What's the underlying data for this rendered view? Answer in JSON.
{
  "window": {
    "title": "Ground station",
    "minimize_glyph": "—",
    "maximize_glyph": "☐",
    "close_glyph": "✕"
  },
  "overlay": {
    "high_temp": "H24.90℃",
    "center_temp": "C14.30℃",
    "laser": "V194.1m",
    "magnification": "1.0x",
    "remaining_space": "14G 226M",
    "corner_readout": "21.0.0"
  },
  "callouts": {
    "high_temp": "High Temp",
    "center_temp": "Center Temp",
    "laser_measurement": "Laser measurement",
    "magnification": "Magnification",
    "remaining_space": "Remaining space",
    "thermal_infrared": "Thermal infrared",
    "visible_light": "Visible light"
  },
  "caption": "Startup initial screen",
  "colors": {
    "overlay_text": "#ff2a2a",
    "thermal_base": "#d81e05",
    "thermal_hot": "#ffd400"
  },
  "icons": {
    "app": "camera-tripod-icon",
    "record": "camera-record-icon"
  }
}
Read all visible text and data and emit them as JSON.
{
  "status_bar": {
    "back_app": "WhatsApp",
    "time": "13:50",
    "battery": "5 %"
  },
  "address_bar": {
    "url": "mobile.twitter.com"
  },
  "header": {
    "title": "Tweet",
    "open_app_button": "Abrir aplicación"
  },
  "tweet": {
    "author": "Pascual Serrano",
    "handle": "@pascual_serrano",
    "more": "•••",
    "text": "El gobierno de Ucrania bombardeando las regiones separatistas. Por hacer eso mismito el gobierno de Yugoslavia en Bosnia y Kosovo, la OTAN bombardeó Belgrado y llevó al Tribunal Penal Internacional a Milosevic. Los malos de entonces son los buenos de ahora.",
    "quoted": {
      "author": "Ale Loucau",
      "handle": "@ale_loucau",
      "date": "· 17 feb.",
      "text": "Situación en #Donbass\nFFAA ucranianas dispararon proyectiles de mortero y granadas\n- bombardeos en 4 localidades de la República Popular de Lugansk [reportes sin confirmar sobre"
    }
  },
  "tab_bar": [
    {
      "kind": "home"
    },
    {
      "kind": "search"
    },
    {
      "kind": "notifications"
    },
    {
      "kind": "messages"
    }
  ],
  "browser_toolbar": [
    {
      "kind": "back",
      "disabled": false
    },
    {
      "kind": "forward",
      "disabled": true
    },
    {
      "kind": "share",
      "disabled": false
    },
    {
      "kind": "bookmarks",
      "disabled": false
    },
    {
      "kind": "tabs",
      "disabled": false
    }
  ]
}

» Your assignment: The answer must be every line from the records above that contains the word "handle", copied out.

» Task solution:
    "handle": "@pascual_serrano",
      "handle": "@ale_loucau",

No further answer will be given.